> _Your instructions_
Send back all the data below, exactly as given.

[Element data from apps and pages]
^^^^^^^^^^^^^^^^

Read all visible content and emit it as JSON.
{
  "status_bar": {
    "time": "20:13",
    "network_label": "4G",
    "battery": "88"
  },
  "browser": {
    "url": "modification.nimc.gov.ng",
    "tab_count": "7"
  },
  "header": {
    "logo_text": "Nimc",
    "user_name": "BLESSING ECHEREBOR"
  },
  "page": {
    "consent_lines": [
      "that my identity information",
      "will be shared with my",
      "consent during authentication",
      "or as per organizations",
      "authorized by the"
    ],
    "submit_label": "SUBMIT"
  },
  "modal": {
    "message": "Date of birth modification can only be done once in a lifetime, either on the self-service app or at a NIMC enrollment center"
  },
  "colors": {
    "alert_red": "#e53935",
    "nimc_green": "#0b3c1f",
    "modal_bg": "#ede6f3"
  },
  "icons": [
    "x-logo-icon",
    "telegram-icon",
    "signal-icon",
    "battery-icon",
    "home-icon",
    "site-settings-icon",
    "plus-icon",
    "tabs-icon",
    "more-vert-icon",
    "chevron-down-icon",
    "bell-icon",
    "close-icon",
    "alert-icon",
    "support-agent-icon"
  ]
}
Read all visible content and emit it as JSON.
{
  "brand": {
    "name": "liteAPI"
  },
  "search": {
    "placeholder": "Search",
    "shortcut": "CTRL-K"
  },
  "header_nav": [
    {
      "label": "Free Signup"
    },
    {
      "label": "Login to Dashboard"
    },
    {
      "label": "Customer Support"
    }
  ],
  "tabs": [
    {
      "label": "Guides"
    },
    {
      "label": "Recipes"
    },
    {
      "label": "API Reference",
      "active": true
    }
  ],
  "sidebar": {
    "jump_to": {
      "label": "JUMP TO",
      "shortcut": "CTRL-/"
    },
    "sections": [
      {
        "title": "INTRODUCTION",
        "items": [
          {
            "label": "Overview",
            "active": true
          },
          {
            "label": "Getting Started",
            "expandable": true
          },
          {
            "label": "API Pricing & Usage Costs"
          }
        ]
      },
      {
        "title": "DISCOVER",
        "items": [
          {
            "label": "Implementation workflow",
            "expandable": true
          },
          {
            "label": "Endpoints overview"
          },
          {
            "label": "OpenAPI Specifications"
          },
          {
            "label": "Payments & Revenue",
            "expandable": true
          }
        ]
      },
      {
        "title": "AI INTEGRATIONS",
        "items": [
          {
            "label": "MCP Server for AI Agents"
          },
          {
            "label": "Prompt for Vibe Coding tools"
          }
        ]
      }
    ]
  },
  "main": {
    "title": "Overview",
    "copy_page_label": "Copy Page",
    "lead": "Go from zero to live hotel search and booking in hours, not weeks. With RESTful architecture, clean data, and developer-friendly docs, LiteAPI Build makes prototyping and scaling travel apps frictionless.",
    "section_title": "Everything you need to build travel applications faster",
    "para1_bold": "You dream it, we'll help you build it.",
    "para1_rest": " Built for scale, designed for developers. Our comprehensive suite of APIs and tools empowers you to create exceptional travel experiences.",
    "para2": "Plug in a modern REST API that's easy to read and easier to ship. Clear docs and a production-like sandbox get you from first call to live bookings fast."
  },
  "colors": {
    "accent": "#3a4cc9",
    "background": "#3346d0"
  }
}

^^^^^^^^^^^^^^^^

> _Output below_
Read all visible content and emit it as JSON.
{
  "status_bar": {
    "time": "20:13",
    "network_label": "4G",
    "battery": "88"
  },
  "browser": {
    "url": "modification.nimc.gov.ng",
    "tab_count": "7"
  },
  "header": {
    "logo_text": "Nimc",
    "user_name": "BLESSING ECHEREBOR"
  },
  "page": {
    "consent_lines": [
      "that my identity information",
      "will be shared with my",
      "consent during authentication",
      "or as per organizations",
      "authorized by the"
    ],
    "submit_label": "SUBMIT"
  },
  "modal": {
    "message": "Date of birth modification can only be done once in a lifetime, either on the self-service app or at a NIMC enrollment center"
  },
  "colors": {
    "alert_red": "#e53935",
    "nimc_green": "#0b3c1f",
    "modal_bg": "#ede6f3"
  },
  "icons": [
    "x-logo-icon",
    "telegram-icon",
    "signal-icon",
    "battery-icon",
    "home-icon",
    "site-settings-icon",
    "plus-icon",
    "tabs-icon",
    "more-vert-icon",
    "chevron-down-icon",
    "bell-icon",
    "close-icon",
    "alert-icon",
    "support-agent-icon"
  ]
}
Read all visible content and emit it as JSON.
{
  "brand": {
    "name": "liteAPI"
  },
  "search": {
    "placeholder": "Search",
    "shortcut": "CTRL-K"
  },
  "header_nav": [
    {
      "label": "Free Signup"
    },
    {
      "label": "Login to Dashboard"
    },
    {
      "label": "Customer Support"
    }
  ],
  "tabs": [
    {
      "label": "Guides"
    },
    {
      "label": "Recipes"
    },
    {
      "label": "API Reference",
      "active": true
    }
  ],
  "sidebar": {
    "jump_to": {
      "label": "JUMP TO",
      "shortcut": "CTRL-/"
    },
    "sections": [
      {
        "title": "INTRODUCTION",
        "items": [
          {
            "label": "Overview",
            "active": true
          },
          {
            "label": "Getting Started",
            "expandable": true
          },
          {
            "label": "API Pricing & Usage Costs"
          }
        ]
      },
      {
        "title": "DISCOVER",
        "items": [
          {
            "label": "Implementation workflow",
            "expandable": true
          },
          {
            "label": "Endpoints overview"
          },
          {
            "label": "OpenAPI Specifications"
          },
          {
            "label": "Payments & Revenue",
            "expandable": true
          }
        ]
      },
      {
        "title": "AI INTEGRATIONS",
        "items": [
          {
            "label": "MCP Server for AI Agents"
          },
          {
            "label": "Prompt for Vibe Coding tools"
          }
        ]
      }
    ]
  },
  "main": {
    "title": "Overview",
    "copy_page_label": "Copy Page",
    "lead": "Go from zero to live hotel search and booking in hours, not weeks. With RESTful architecture, clean data, and developer-friendly docs, LiteAPI Build makes prototyping and scaling travel apps frictionless.",
    "section_title": "Everything you need to build travel applications faster",
    "para1_bold": "You dream it, we'll help you build it.",
    "para1_rest": " Built for scale, designed for developers. Our comprehensive suite of APIs and tools empowers you to create exceptional travel experiences.",
    "para2": "Plug in a modern REST API that's easy to read and easier to ship. Clear docs and a production-like sandbox get you from first call to live bookings fast."
  },
  "colors": {
    "accent": "#3a4cc9",
    "background": "#3346d0"
  }
}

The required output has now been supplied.